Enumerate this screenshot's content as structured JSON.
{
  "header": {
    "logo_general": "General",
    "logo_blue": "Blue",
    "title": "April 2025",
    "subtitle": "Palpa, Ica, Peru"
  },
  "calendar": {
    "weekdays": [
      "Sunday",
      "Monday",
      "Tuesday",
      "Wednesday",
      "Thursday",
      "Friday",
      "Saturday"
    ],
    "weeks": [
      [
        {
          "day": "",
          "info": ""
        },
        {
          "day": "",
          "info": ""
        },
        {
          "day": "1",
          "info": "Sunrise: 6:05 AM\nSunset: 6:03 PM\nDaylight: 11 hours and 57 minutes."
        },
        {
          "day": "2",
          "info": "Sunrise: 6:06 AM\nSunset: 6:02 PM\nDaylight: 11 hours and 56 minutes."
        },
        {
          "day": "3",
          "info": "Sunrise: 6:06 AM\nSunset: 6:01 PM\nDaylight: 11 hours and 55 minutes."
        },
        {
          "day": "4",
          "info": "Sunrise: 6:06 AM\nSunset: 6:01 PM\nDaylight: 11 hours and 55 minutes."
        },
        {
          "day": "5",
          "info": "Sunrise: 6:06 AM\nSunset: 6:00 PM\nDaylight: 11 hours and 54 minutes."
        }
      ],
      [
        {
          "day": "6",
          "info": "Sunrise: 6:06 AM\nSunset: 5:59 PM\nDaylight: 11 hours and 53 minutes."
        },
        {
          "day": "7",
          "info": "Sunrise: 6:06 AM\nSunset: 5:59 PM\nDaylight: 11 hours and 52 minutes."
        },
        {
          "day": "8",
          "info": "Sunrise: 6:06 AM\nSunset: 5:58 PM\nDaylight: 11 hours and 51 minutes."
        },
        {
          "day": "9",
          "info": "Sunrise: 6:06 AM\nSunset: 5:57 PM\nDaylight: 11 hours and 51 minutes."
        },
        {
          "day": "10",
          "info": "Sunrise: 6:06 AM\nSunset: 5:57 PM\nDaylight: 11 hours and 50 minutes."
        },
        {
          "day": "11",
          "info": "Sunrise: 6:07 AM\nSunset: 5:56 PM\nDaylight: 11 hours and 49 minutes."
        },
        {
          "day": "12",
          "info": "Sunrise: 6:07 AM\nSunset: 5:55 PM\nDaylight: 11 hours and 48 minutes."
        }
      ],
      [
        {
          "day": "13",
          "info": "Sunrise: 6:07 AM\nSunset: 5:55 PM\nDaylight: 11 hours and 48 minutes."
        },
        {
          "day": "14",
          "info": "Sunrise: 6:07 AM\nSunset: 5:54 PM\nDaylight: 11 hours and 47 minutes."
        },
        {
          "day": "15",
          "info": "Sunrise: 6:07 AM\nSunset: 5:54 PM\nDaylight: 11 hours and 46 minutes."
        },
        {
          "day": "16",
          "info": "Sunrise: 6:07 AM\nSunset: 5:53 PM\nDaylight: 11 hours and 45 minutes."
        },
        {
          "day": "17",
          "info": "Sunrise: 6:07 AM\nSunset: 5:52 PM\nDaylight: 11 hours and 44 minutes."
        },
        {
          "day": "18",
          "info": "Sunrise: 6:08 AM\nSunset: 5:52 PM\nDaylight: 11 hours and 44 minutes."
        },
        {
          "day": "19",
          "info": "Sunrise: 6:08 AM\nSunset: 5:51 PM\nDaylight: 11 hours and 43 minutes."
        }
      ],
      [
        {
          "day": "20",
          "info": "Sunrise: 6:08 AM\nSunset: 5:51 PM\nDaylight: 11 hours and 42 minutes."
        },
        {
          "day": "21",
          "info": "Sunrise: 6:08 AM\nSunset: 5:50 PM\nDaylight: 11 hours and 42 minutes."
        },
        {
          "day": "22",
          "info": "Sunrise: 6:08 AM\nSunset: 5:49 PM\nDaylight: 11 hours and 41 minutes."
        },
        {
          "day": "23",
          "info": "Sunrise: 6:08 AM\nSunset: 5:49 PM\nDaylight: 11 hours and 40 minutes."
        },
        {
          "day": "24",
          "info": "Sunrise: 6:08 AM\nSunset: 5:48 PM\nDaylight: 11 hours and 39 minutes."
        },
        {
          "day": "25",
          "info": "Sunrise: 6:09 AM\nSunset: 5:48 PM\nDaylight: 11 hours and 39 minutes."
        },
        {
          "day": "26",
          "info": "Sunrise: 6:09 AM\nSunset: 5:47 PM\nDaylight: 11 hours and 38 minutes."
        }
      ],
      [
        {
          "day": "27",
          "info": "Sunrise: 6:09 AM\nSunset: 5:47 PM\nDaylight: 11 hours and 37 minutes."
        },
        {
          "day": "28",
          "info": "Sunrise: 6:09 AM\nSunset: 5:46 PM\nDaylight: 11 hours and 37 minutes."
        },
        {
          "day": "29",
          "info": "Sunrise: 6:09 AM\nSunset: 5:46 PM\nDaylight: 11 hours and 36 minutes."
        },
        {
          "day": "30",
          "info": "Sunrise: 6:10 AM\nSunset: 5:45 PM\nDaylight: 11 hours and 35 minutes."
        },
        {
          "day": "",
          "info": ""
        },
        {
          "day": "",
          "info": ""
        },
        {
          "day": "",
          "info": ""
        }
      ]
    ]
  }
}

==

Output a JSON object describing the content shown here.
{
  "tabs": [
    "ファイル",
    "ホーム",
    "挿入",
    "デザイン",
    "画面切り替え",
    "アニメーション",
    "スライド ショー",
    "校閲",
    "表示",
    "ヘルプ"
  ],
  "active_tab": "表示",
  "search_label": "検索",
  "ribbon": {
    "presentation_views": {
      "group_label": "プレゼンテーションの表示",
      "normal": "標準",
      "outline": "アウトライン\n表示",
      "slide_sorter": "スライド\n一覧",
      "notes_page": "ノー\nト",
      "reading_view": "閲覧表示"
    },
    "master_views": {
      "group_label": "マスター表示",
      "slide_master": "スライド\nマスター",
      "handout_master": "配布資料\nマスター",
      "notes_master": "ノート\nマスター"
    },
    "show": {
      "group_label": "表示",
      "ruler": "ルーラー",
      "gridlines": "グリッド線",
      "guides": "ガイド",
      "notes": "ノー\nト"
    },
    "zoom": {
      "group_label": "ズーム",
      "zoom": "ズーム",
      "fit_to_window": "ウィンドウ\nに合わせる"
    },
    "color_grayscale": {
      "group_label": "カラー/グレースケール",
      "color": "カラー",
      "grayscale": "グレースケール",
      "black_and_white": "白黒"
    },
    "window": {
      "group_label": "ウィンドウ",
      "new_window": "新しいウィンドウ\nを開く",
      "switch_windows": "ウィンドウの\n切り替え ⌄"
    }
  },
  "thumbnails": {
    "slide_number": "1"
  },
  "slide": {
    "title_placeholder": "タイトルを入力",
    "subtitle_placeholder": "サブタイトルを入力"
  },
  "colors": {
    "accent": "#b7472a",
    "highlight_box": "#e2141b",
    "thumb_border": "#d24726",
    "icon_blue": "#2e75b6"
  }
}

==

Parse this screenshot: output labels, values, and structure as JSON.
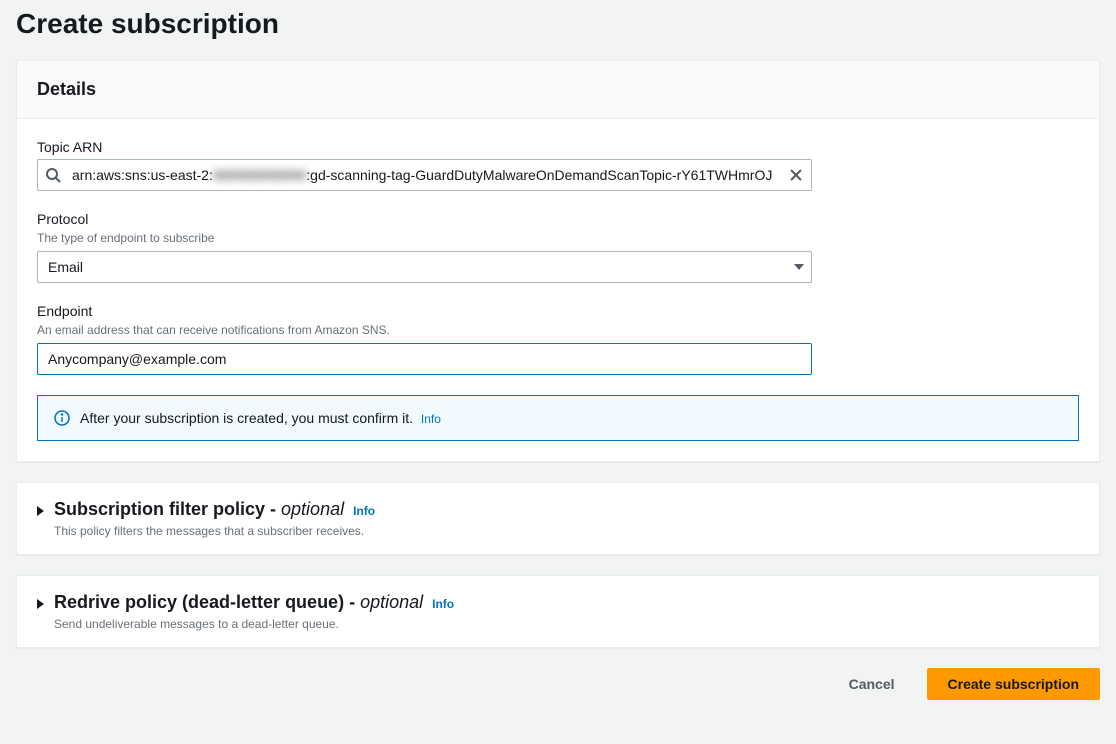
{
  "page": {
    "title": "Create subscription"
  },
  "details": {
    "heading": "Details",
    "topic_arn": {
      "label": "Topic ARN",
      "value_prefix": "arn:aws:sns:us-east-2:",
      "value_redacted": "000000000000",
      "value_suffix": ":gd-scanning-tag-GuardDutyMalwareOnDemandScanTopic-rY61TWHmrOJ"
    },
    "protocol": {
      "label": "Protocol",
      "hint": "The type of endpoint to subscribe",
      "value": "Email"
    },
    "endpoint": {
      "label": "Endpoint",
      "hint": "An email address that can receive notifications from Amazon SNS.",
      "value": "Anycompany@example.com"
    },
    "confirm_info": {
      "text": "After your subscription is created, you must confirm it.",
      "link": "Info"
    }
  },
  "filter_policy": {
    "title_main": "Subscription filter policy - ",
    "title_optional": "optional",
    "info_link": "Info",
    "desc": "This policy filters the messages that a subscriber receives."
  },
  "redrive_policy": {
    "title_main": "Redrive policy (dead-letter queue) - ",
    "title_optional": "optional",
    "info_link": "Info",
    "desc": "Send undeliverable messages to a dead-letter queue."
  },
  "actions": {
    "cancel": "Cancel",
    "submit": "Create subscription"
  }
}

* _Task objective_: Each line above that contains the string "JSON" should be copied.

* _Exercise solution_:
Enumerate this screenshot's content as structured JSON.
Output a JSON object describing the content shown here.
Parse this screenshot: output labels, values, and structure as JSON.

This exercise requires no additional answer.